ANIMALS

6 healthy adult cats.

PROCEDURES

Cats received an IV bolus (5 μg/kg) followed by an IV infusion (5 μg/kg/h) of fentanyl for 120 minutes during isoflurane anesthesia and for 30 minutes after discontinuing isoflurane. Cats were randomly assigned in a crossover study to receive acepromazine (0.05 mg/kg) or dexmedetomidine (2.5 μg/kg), IV, when isoflurane was discontinued. Cardiopulmonary data were obtained during anesthesia and for 30 minutes during the anesthetic recovery period.

RESULTS

The administration of fentanyl during isoflurane anesthesia resulted in a transient increase in arterial blood pressure, mean pulmonary artery pressure, and oxygen delivery. Compared with values during isoflurane anesthesia, administration of dexmedetomidine during anesthetic recovery resulted in significant decreases in cardiac index, stroke index, and oxygen delivery and significant increases in arterial, central venous, and mean pulmonary artery pressures; systemic vascular resistance index; and oxygen extraction ratio. Administration of acepromazine resulted in increases in heart rate, cardiac index, oxygen uptake, and oxygen extraction ratio. Oxygen extraction ratio did not differ between acepromazine and dexmedetomidine.

CONCLUSIONS AND CLINICAL RELEVANCE

Fentanyl transiently improved indices of cardiopulmonary performance when administered to healthy cats anesthetized with isoflurane. The cardiovascular effects of acepromazine and dexmedetomidine in healthy cats receiving fentanyl during recovery from isoflurane anesthesia differed, but measured cardiopulmonary parameters remained within acceptable limits.

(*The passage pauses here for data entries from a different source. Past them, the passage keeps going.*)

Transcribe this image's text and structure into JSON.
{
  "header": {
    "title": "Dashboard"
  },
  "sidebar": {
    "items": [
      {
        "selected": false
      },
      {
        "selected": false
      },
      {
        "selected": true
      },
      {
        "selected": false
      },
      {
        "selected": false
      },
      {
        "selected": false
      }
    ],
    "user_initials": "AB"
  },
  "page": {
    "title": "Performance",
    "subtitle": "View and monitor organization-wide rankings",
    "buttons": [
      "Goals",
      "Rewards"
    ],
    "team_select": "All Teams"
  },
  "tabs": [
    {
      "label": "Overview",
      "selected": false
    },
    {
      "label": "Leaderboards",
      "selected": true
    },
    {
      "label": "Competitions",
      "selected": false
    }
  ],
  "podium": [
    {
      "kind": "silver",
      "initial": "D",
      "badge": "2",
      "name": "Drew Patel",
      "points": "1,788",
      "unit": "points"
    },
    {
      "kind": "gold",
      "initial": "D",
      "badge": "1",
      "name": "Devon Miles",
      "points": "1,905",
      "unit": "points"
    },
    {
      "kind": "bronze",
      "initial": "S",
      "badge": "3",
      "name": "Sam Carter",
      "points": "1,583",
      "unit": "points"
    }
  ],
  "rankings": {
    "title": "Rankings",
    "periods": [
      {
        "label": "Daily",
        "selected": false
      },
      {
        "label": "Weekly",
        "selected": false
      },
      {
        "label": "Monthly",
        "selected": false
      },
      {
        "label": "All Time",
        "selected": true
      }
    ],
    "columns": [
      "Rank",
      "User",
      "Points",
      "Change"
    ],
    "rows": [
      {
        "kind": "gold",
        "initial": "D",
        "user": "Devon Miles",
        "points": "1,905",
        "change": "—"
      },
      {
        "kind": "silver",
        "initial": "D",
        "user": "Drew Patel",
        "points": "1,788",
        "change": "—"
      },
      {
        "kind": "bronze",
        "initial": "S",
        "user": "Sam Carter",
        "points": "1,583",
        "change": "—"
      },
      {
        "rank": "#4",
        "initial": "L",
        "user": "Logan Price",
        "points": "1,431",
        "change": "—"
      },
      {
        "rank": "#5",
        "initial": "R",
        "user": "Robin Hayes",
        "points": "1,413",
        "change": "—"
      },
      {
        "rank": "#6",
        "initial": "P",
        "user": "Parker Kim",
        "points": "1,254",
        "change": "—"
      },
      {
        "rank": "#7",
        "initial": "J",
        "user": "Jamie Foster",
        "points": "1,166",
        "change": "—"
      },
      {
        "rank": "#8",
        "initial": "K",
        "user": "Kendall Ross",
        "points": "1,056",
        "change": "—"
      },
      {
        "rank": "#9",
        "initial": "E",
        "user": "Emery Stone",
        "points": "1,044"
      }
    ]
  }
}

Contributor Notes

Address correspondence to Dr. Keating (skeating@illinois.edu).